Laura is a weekly volunteer at a local farm sanctuary, where she helps care for the cows, sheep, goats, horses, pigs and birds that call the sanctuary home. Her favourite is a sheep named Rose (but don’t tell the other animals). In her spare time, Laura is a dilettante musician, a novice rug hooker and a passionate painter.
Barer-Stein, Thelma. 1999. You Eat What You Are. People, Culture and Food Tradition. Willowdale, ON: Firefly Books.
Conlin, Dan. 1996. “A Private War in the Caribbean: Nova Scotia Privateering, 1793–1805.” The Northern Mariner/Le Marin du nord 6: 29–46.
Jesperson, Ivan F., ed. 1974. Fat-Back and Molasses. A Collection of Favorite Old Recipes from Newfoundland and Labrador. St. John’s, NL: Jesperson Publishing.
Jones, Michael Owen. 2007. “Food Choice, Symbolism, and Identity: Bread-and-Butter Issues for Folkloristics and Nutrition Studies.” Journal of American Folklore 120: 129–77.
Jones, Michael and Long, Lucy. 2020. Comfort Food Meanings and Memories. Jackson: University Press of Mississippi.
Tobin, Beth Fowkes. 1999. “And There Raise Yams: Slaves’ Gardens in the Writings of West Indian Plantocrats.” Eighteenth-Century Life, 23, 2: 164–76.

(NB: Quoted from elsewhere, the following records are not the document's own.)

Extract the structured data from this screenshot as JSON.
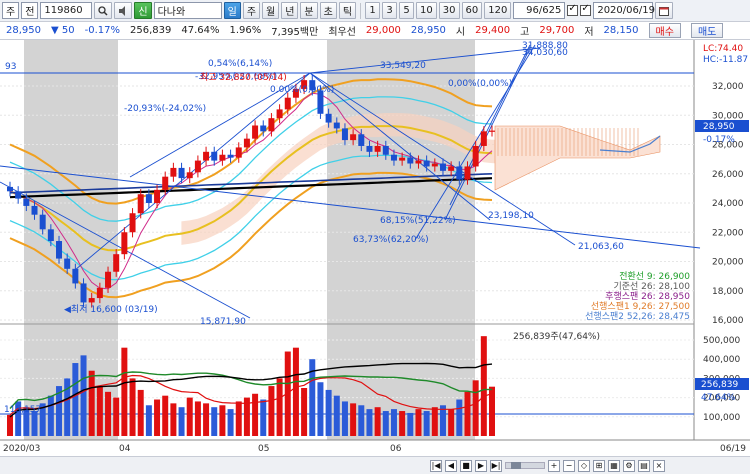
{
  "toolbar": {
    "first_select": "주",
    "whole_select": "전",
    "code": "119860",
    "search_icon": "search-icon",
    "sound_icon": "speaker-icon",
    "badge_sin": "신",
    "stock_name": "다나와",
    "badge_il": "일",
    "periods": [
      "주",
      "월",
      "년",
      "분",
      "초",
      "틱"
    ],
    "intervals": [
      "1",
      "3",
      "5",
      "10",
      "30",
      "60",
      "120"
    ],
    "counter": "96/625",
    "checks": [
      true,
      true
    ],
    "date": "2020/06/19"
  },
  "infobar": {
    "price": "28,950",
    "change": "50",
    "change_pct": "-0.17%",
    "volume": "256,839",
    "turnover_pct": "47.64%",
    "vol_ratio": "1.96%",
    "amount": "7,395백만",
    "open_label": "최우선",
    "open_val": "29,000",
    "ask_val": "28,950",
    "start_label": "시",
    "start_val": "29,400",
    "high_label": "고",
    "high_val": "29,700",
    "low_label": "저",
    "low_val": "28,150",
    "buy_button": "매수",
    "sell_button": "매도"
  },
  "chart": {
    "top_left_label": "93",
    "lc_label": "LC:74.40",
    "hc_label": "HC:-11.87",
    "last_price_tag": "28,950",
    "last_pct_tag": "-0.17%",
    "volume_tag": "256,839",
    "volume_pct_tag": "47.64%",
    "volume_header": "256,839주(47,64%)",
    "price_axis": [
      "32,000",
      "30,000",
      "28,000",
      "26,000",
      "24,000",
      "22,000",
      "20,000",
      "18,000",
      "16,000"
    ],
    "volume_axis": [
      "500,000",
      "400,000",
      "300,000",
      "200,000",
      "100,000"
    ],
    "date_axis": [
      "2020/03",
      "04",
      "05",
      "06"
    ],
    "date_axis_right": "06/19",
    "vol_left_label": "115,157",
    "annotations": {
      "high": "최고 32,850 (05/14)",
      "low": "◀최저 16,600 (03/19)",
      "a1": "-32,95%(-27,68%)",
      "a2": "0,54%(6,14%)",
      "a3": "-20,93%(-24,02%)",
      "a4": "0,00%(0,00%)",
      "a5": "33,549,20",
      "a6": "0,00%(0,00%)",
      "a7": "31,888,80",
      "a8": "34,030,60",
      "a9": "68,15%(51,22%)",
      "a10": "63,73%(62,20%)",
      "a11": "23,198,10",
      "a12": "21,063,60",
      "a13": "15,871,90"
    },
    "legend": [
      {
        "text": "전환선 9: 26,900",
        "color": "#1f9e2a"
      },
      {
        "text": "기준선 26: 28,100",
        "color": "#5a5a5a"
      },
      {
        "text": "후행스팬 26: 28,950",
        "color": "#8a1f8a"
      },
      {
        "text": "선행스팬1 9,26: 27,500",
        "color": "#e07c2a"
      },
      {
        "text": "선행스팬2 52,26: 28,475",
        "color": "#4a7fd0"
      }
    ]
  },
  "chart_data": {
    "type": "candlestick",
    "price_axis_range": [
      15500,
      33500
    ],
    "volume_axis_range": [
      0,
      550000
    ],
    "last_price": 28950,
    "last_volume": 256839,
    "high": {
      "value": 32850,
      "date": "05/14"
    },
    "low": {
      "value": 16600,
      "date": "03/19"
    },
    "closes": [
      24800,
      24300,
      23800,
      23200,
      22200,
      21400,
      20200,
      19500,
      18500,
      17200,
      17500,
      18200,
      19300,
      20500,
      22000,
      23300,
      24600,
      24000,
      24900,
      25800,
      26400,
      25700,
      26100,
      26900,
      27500,
      26900,
      27300,
      27100,
      27800,
      28400,
      29300,
      28900,
      29800,
      30400,
      31200,
      31800,
      32400,
      31700,
      30100,
      29500,
      29100,
      28300,
      28700,
      27900,
      27500,
      27900,
      27300,
      26900,
      27100,
      26700,
      26900,
      26500,
      26700,
      26200,
      26500,
      25600,
      26500,
      27900,
      28900,
      28950
    ],
    "volumes": [
      110000,
      180000,
      150000,
      130000,
      170000,
      210000,
      260000,
      300000,
      380000,
      420000,
      340000,
      260000,
      230000,
      200000,
      460000,
      300000,
      240000,
      160000,
      190000,
      210000,
      170000,
      150000,
      200000,
      180000,
      170000,
      150000,
      160000,
      140000,
      180000,
      200000,
      220000,
      190000,
      260000,
      300000,
      440000,
      460000,
      250000,
      400000,
      280000,
      240000,
      210000,
      180000,
      170000,
      160000,
      140000,
      150000,
      130000,
      140000,
      130000,
      120000,
      140000,
      130000,
      150000,
      160000,
      140000,
      190000,
      230000,
      290000,
      520000,
      256839
    ]
  }
}
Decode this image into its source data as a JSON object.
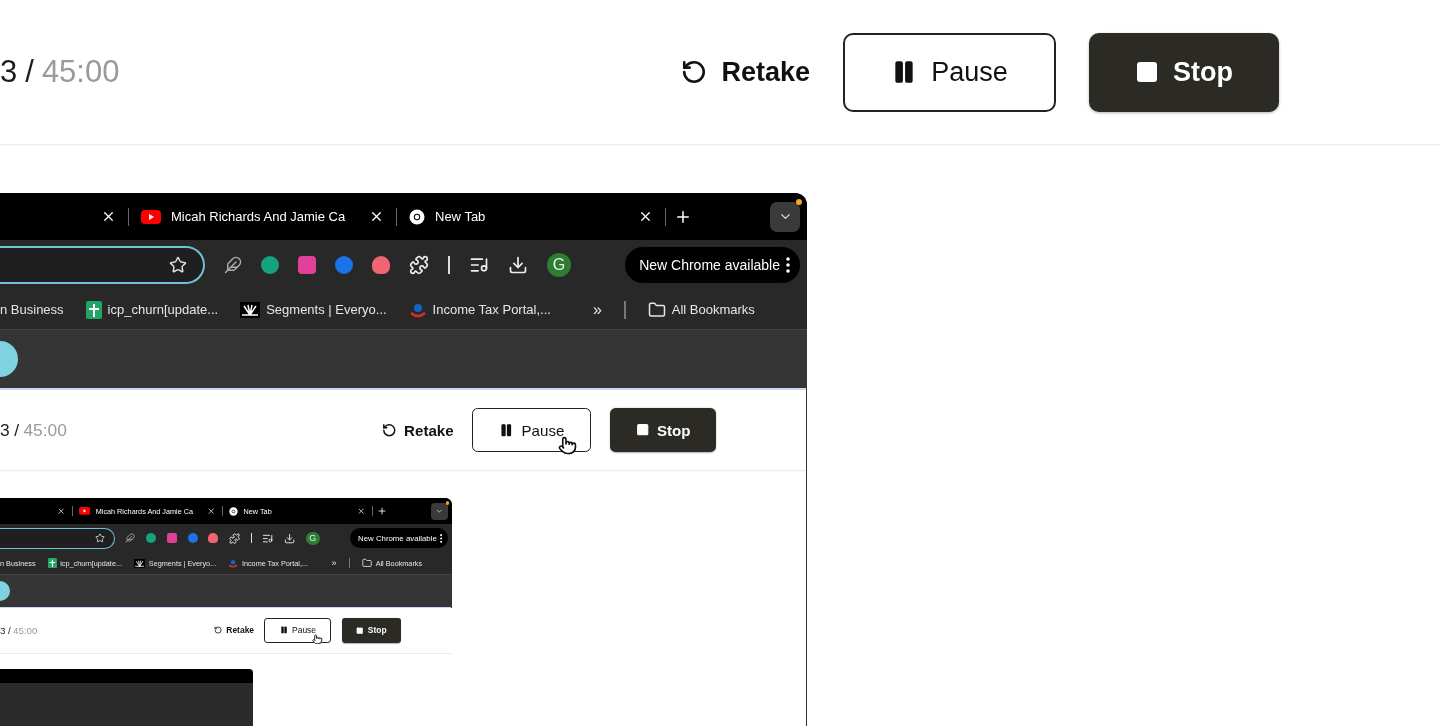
{
  "header": {
    "timer": {
      "elapsed": "3",
      "separator": "/",
      "total": "45:00"
    },
    "actions": [
      {
        "kind": "retake",
        "label": "Retake",
        "pointer": false
      },
      {
        "kind": "pause",
        "label": "Pause",
        "pointer": false
      },
      {
        "kind": "stop",
        "label": "Stop",
        "pointer": false
      }
    ]
  },
  "browser": {
    "tabs": [
      {
        "kind": "blank"
      },
      {
        "kind": "youtube",
        "title": "Micah Richards And Jamie Ca"
      },
      {
        "kind": "chrome",
        "title": "New Tab"
      }
    ],
    "toolbar": {
      "avatar": "G",
      "update_button": "New Chrome available"
    },
    "bookmarks": [
      {
        "kind": "plain",
        "label": "n Business"
      },
      {
        "kind": "sheets",
        "label": "icp_churn[update..."
      },
      {
        "kind": "segments",
        "label": "Segments | Everyo..."
      },
      {
        "kind": "tax",
        "label": "Income Tax Portal,..."
      }
    ],
    "bookmarks_overflow": "»",
    "all_bookmarks": "All Bookmarks",
    "page": {
      "header": {
        "timer": {
          "elapsed": "3",
          "separator": "/",
          "total": "45:00"
        },
        "actions": [
          {
            "kind": "retake",
            "label": "Retake",
            "pointer": false
          },
          {
            "kind": "pause",
            "label": "Pause",
            "pointer": true
          },
          {
            "kind": "stop",
            "label": "Stop",
            "pointer": false
          }
        ]
      },
      "browser": {
        "tabs": [
          {
            "kind": "blank"
          },
          {
            "kind": "youtube",
            "title": "Micah Richards And Jamie Ca"
          },
          {
            "kind": "chrome",
            "title": "New Tab"
          }
        ],
        "toolbar": {
          "avatar": "G",
          "update_button": "New Chrome available"
        },
        "bookmarks": [
          {
            "kind": "plain",
            "label": "n Business"
          },
          {
            "kind": "sheets",
            "label": "icp_churn[update..."
          },
          {
            "kind": "segments",
            "label": "Segments | Everyo..."
          },
          {
            "kind": "tax",
            "label": "Income Tax Portal,..."
          }
        ],
        "bookmarks_overflow": "»",
        "all_bookmarks": "All Bookmarks",
        "page": {
          "header": {
            "timer": {
              "elapsed": "3",
              "separator": "/",
              "total": "45:00"
            },
            "actions": [
              {
                "kind": "retake",
                "label": "Retake",
                "pointer": false
              },
              {
                "kind": "pause",
                "label": "Pause",
                "pointer": true
              },
              {
                "kind": "stop",
                "label": "Stop",
                "pointer": false
              }
            ]
          },
          "preview": true
        }
      }
    }
  }
}
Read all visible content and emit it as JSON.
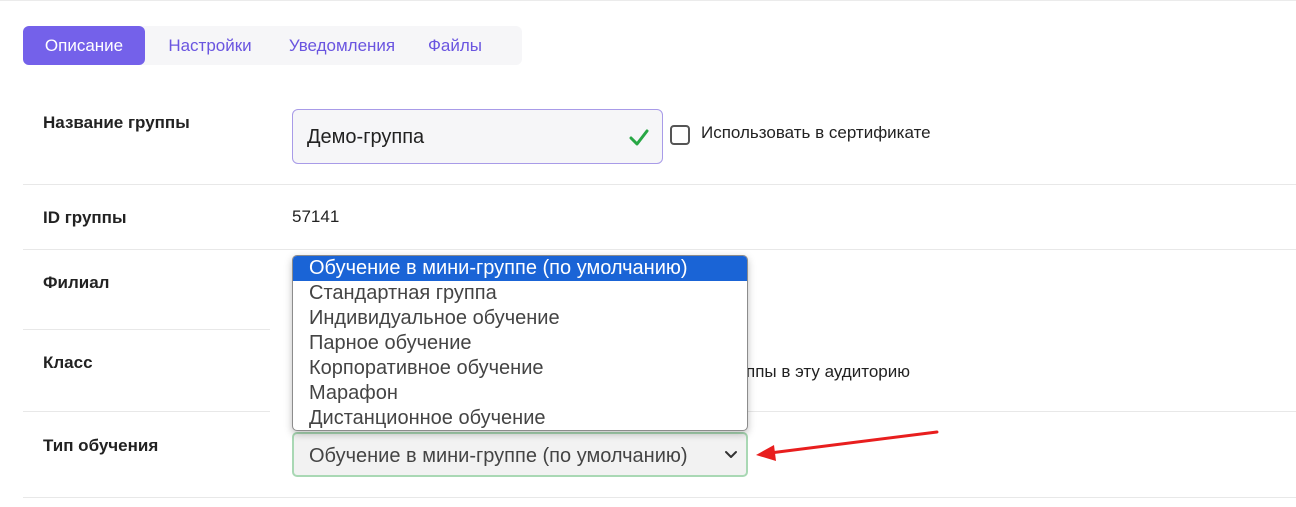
{
  "tabs": [
    {
      "label": "Описание",
      "active": true
    },
    {
      "label": "Настройки",
      "active": false
    },
    {
      "label": "Уведомления",
      "active": false
    },
    {
      "label": "Файлы",
      "active": false
    }
  ],
  "rows": {
    "group_name": {
      "label": "Название группы",
      "value": "Демо-группа"
    },
    "certificate": {
      "label": "Использовать в сертификате",
      "checked": false
    },
    "group_id": {
      "label": "ID группы",
      "value": "57141"
    },
    "branch": {
      "label": "Филиал"
    },
    "class": {
      "label": "Класс",
      "hint_fragment": "ппы в эту аудиторию"
    },
    "training_type": {
      "label": "Тип обучения",
      "value": "Обучение в мини-группе (по умолчанию)"
    }
  },
  "dropdown": {
    "options": [
      "Обучение в мини-группе (по умолчанию)",
      "Стандартная группа",
      "Индивидуальное обучение",
      "Парное обучение",
      "Корпоративное обучение",
      "Марафон",
      "Дистанционное обучение"
    ],
    "selected_index": 0
  },
  "colors": {
    "accent": "#7461ea",
    "tab_text": "#6a55e0",
    "dropdown_highlight": "#1a64d6",
    "check_green": "#28a745",
    "arrow_red": "#e81e1e"
  },
  "icons": {
    "valid": "check-icon",
    "select": "chevron-down-icon",
    "annotation": "red-arrow-icon"
  }
}
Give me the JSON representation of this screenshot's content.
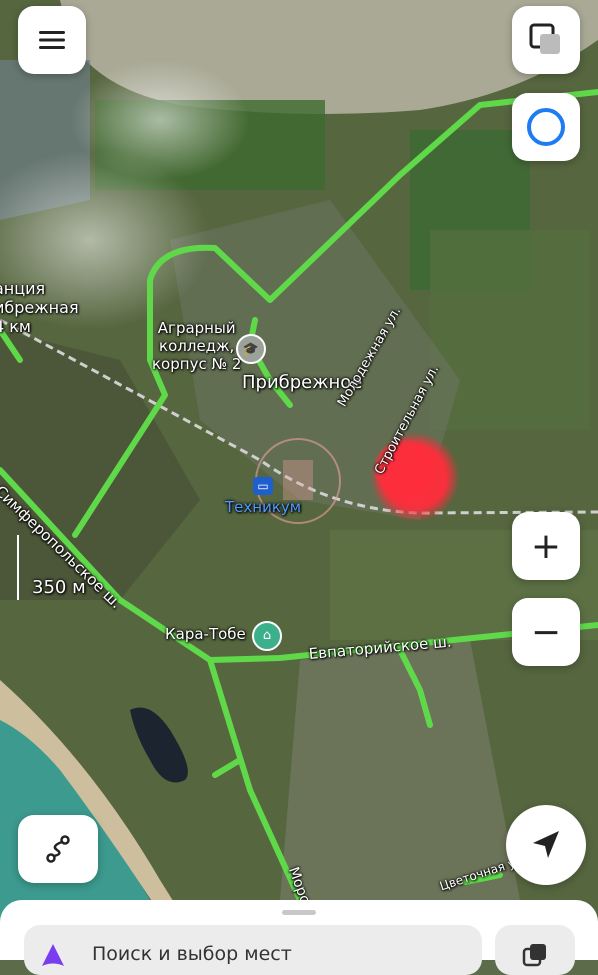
{
  "map": {
    "labels": {
      "station": [
        "анция",
        "ибрежная",
        "4 км"
      ],
      "college": [
        "Аграрный",
        "колледж,",
        "корпус № 2"
      ],
      "village": "Прибрежное",
      "technikum": "Техникум",
      "kara_tobe": "Кара-Тобе",
      "simferopol_road": "Симферопольское ш.",
      "evpatoria_road": "Евпаторийское ш.",
      "molodezhnaya": "Молодежная ул.",
      "stroitelnaya": "Строительная ул.",
      "tsvetochnaya": "Цветочная ул.",
      "morskaya": "Морс"
    },
    "scale": "350 м"
  },
  "controls": {
    "menu_icon": "menu-icon",
    "layers_icon": "layers-icon",
    "alice_icon": "alice-icon",
    "zoom_in": "+",
    "zoom_out": "−",
    "route_icon": "route-icon",
    "locate_icon": "navigation-arrow-icon"
  },
  "colors": {
    "road": "#5fd94a",
    "heatspot": "#ff2d3c",
    "alice": "#1e7cf2"
  },
  "search": {
    "placeholder": "Поиск и выбор мест"
  }
}
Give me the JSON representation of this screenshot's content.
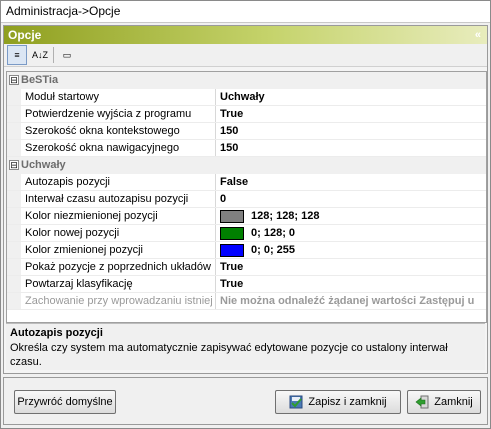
{
  "window": {
    "title": "Administracja->Opcje"
  },
  "panel": {
    "title": "Opcje",
    "collapse_icon": "«"
  },
  "toolbar": {
    "categorized_label": "≡",
    "alphabetical_label": "A↓Z",
    "pages_label": "▭"
  },
  "grid": {
    "categories": [
      {
        "name": "BeSTia",
        "toggle": "⊟",
        "rows": [
          {
            "name": "Moduł startowy",
            "value": "Uchwały"
          },
          {
            "name": "Potwierdzenie wyjścia z programu",
            "value": "True"
          },
          {
            "name": "Szerokość okna kontekstowego",
            "value": "150"
          },
          {
            "name": "Szerokość okna nawigacyjnego",
            "value": "150"
          }
        ]
      },
      {
        "name": "Uchwały",
        "toggle": "⊟",
        "rows": [
          {
            "name": "Autozapis pozycji",
            "value": "False"
          },
          {
            "name": "Interwał czasu autozapisu pozycji",
            "value": "0"
          },
          {
            "name": "Kolor niezmienionej pozycji",
            "value": "128; 128; 128",
            "color": "#808080"
          },
          {
            "name": "Kolor nowej pozycji",
            "value": "0; 128; 0",
            "color": "#008000"
          },
          {
            "name": "Kolor zmienionej pozycji",
            "value": "0; 0; 255",
            "color": "#0000ff"
          },
          {
            "name": "Pokaż pozycje z poprzednich układów",
            "value": "True"
          },
          {
            "name": "Powtarzaj klasyfikację",
            "value": "True"
          },
          {
            "name": "Zachowanie przy wprowadzaniu istniej",
            "value": "Nie można odnaleźć żądanej wartości Zastępuj u"
          }
        ]
      }
    ]
  },
  "description": {
    "title": "Autozapis pozycji",
    "text": "Określa czy system ma automatycznie zapisywać edytowane pozycje co ustalony interwał czasu."
  },
  "footer": {
    "reset_label": "Przywróć domyślne",
    "save_label": "Zapisz i zamknij",
    "close_label": "Zamknij"
  },
  "colors": {
    "header_accent": "#8f9f1f",
    "unchanged": "#808080",
    "new": "#008000",
    "changed": "#0000ff"
  }
}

Tye, Diane. 2008. “A Poor Man’s Meal.” Food, Culture & Society, 11: 3, 335–353.